Assignment: Where an entry contains a picture, skip the picture and write out everything else exactly.

Data extracts:
-- Opening Marker --

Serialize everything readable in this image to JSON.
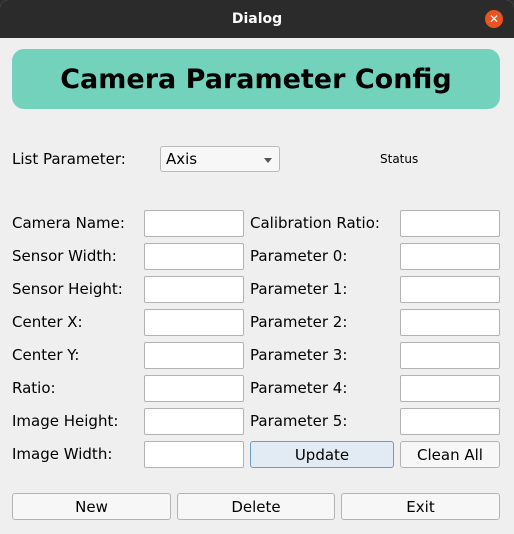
{
  "window": {
    "title": "Dialog"
  },
  "banner": {
    "text": "Camera Parameter Config"
  },
  "list_parameter": {
    "label": "List Parameter:",
    "selected": "Axis"
  },
  "status": {
    "text": "Status"
  },
  "left_fields": [
    {
      "label": "Camera Name:",
      "value": ""
    },
    {
      "label": "Sensor Width:",
      "value": ""
    },
    {
      "label": "Sensor Height:",
      "value": ""
    },
    {
      "label": "Center X:",
      "value": ""
    },
    {
      "label": "Center Y:",
      "value": ""
    },
    {
      "label": "Ratio:",
      "value": ""
    },
    {
      "label": "Image Height:",
      "value": ""
    },
    {
      "label": "Image Width:",
      "value": ""
    }
  ],
  "right_fields": [
    {
      "label": "Calibration Ratio:",
      "value": ""
    },
    {
      "label": "Parameter 0:",
      "value": ""
    },
    {
      "label": "Parameter 1:",
      "value": ""
    },
    {
      "label": "Parameter 2:",
      "value": ""
    },
    {
      "label": "Parameter 3:",
      "value": ""
    },
    {
      "label": "Parameter 4:",
      "value": ""
    },
    {
      "label": "Parameter 5:",
      "value": ""
    }
  ],
  "buttons": {
    "update": "Update",
    "clean_all": "Clean All",
    "new": "New",
    "delete": "Delete",
    "exit": "Exit"
  },
  "colors": {
    "banner": "#73d2bc",
    "titlebar": "#2b2b2b",
    "close": "#e95420",
    "focus": "#6f9ac6"
  }
}
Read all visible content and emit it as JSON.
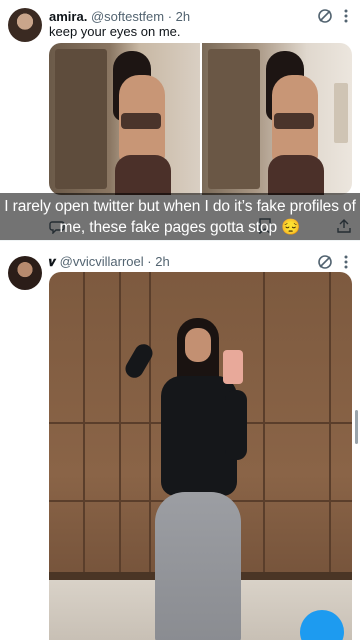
{
  "tweets": [
    {
      "name": "amira.",
      "handle": "@softestfem",
      "time": "· 2h",
      "text": "keep your eyes on me.",
      "grok_icon": "grok-icon",
      "more_icon": "more-vertical-icon"
    },
    {
      "name": "𝒗",
      "handle": "@vvicvillarroel",
      "time": "· 2h",
      "grok_icon": "grok-icon",
      "more_icon": "more-vertical-icon"
    }
  ],
  "caption": {
    "line1": "I rarely open twitter but when I do it’s fake profiles of",
    "line2": "me, these fake pages gotta stop 😔"
  },
  "colors": {
    "accent": "#1d9bf0",
    "muted": "#536471",
    "text": "#0f1419"
  }
}
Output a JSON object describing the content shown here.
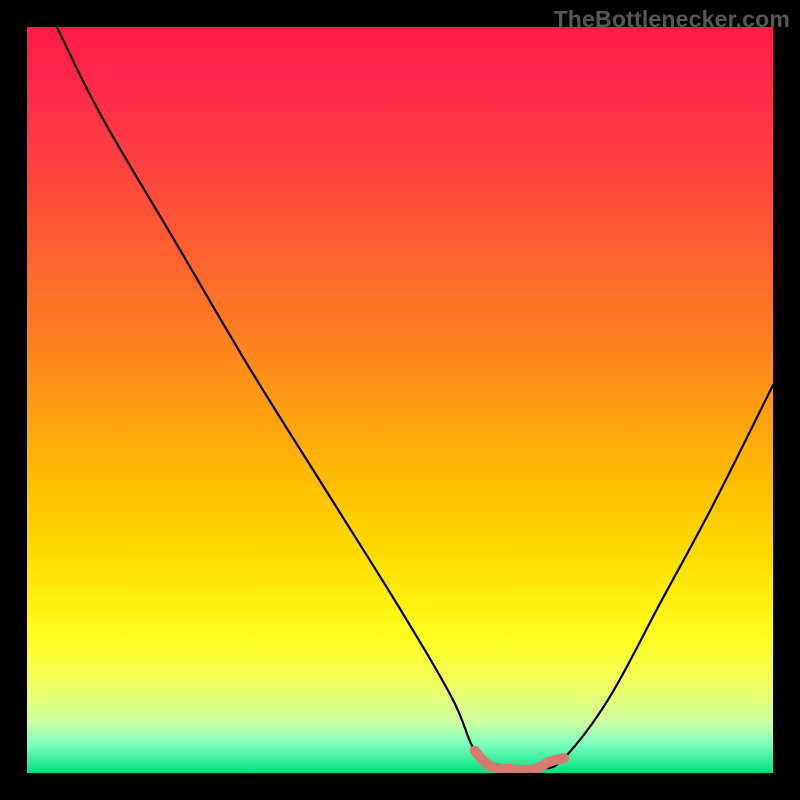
{
  "watermark": "TheBottlenecker.com",
  "chart_data": {
    "type": "line",
    "title": "",
    "xlabel": "",
    "ylabel": "",
    "xlim": [
      0,
      100
    ],
    "ylim": [
      0,
      100
    ],
    "series": [
      {
        "name": "bottleneck-curve",
        "x": [
          4,
          10,
          20,
          30,
          40,
          50,
          57,
          60,
          63,
          66,
          69,
          72,
          78,
          85,
          92,
          100
        ],
        "y": [
          100,
          88,
          71,
          54,
          38,
          22,
          10,
          3,
          0.5,
          0,
          0.5,
          2,
          10,
          23,
          36,
          52
        ],
        "color": "#000000"
      },
      {
        "name": "optimal-zone",
        "x": [
          60,
          62,
          65,
          68,
          70,
          72
        ],
        "y": [
          3,
          1,
          0.5,
          0.5,
          1.5,
          2
        ],
        "color": "#d87a6f"
      }
    ],
    "gradient_stops": [
      {
        "pos": 0,
        "color": "#ff1a4a"
      },
      {
        "pos": 50,
        "color": "#ffc000"
      },
      {
        "pos": 85,
        "color": "#ffff40"
      },
      {
        "pos": 100,
        "color": "#00e080"
      }
    ]
  }
}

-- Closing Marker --

Reply:
Serialize everything readable in this image to JSON.
{
  "window": {
    "title": "Dialog"
  },
  "banner": {
    "text": "Camera Parameter Config"
  },
  "list_parameter": {
    "label": "List Parameter:",
    "selected": "Axis"
  },
  "status": {
    "text": "Status"
  },
  "left_fields": [
    {
      "label": "Camera Name:",
      "value": ""
    },
    {
      "label": "Sensor Width:",
      "value": ""
    },
    {
      "label": "Sensor Height:",
      "value": ""
    },
    {
      "label": "Center X:",
      "value": ""
    },
    {
      "label": "Center Y:",
      "value": ""
    },
    {
      "label": "Ratio:",
      "value": ""
    },
    {
      "label": "Image Height:",
      "value": ""
    },
    {
      "label": "Image Width:",
      "value": ""
    }
  ],
  "right_fields": [
    {
      "label": "Calibration Ratio:",
      "value": ""
    },
    {
      "label": "Parameter 0:",
      "value": ""
    },
    {
      "label": "Parameter 1:",
      "value": ""
    },
    {
      "label": "Parameter 2:",
      "value": ""
    },
    {
      "label": "Parameter 3:",
      "value": ""
    },
    {
      "label": "Parameter 4:",
      "value": ""
    },
    {
      "label": "Parameter 5:",
      "value": ""
    }
  ],
  "buttons": {
    "update": "Update",
    "clean_all": "Clean All",
    "new": "New",
    "delete": "Delete",
    "exit": "Exit"
  },
  "colors": {
    "banner": "#73d2bc",
    "titlebar": "#2b2b2b",
    "close": "#e95420",
    "focus": "#6f9ac6"
  }
}
Read all visible content and emit it as JSON.
{
  "tweets": [
    {
      "name": "amira.",
      "handle": "@softestfem",
      "time": "· 2h",
      "text": "keep your eyes on me.",
      "grok_icon": "grok-icon",
      "more_icon": "more-vertical-icon"
    },
    {
      "name": "𝒗",
      "handle": "@vvicvillarroel",
      "time": "· 2h",
      "grok_icon": "grok-icon",
      "more_icon": "more-vertical-icon"
    }
  ],
  "caption": {
    "line1": "I rarely open twitter but when I do it’s fake profiles of",
    "line2": "me, these fake pages gotta stop 😔"
  },
  "colors": {
    "accent": "#1d9bf0",
    "muted": "#536471",
    "text": "#0f1419"
  }
}
Output a JSON object describing the content shown here.
{
  "watermark": "TheBottlenecker.com",
  "chart_data": {
    "type": "line",
    "title": "",
    "xlabel": "",
    "ylabel": "",
    "xlim": [
      0,
      100
    ],
    "ylim": [
      0,
      100
    ],
    "series": [
      {
        "name": "bottleneck-curve",
        "x": [
          4,
          10,
          20,
          30,
          40,
          50,
          57,
          60,
          63,
          66,
          69,
          72,
          78,
          85,
          92,
          100
        ],
        "y": [
          100,
          88,
          71,
          54,
          38,
          22,
          10,
          3,
          0.5,
          0,
          0.5,
          2,
          10,
          23,
          36,
          52
        ],
        "color": "#000000"
      },
      {
        "name": "optimal-zone",
        "x": [
          60,
          62,
          65,
          68,
          70,
          72
        ],
        "y": [
          3,
          1,
          0.5,
          0.5,
          1.5,
          2
        ],
        "color": "#d87a6f"
      }
    ],
    "gradient_stops": [
      {
        "pos": 0,
        "color": "#ff1a4a"
      },
      {
        "pos": 50,
        "color": "#ffc000"
      },
      {
        "pos": 85,
        "color": "#ffff40"
      },
      {
        "pos": 100,
        "color": "#00e080"
      }
    ]
  }
}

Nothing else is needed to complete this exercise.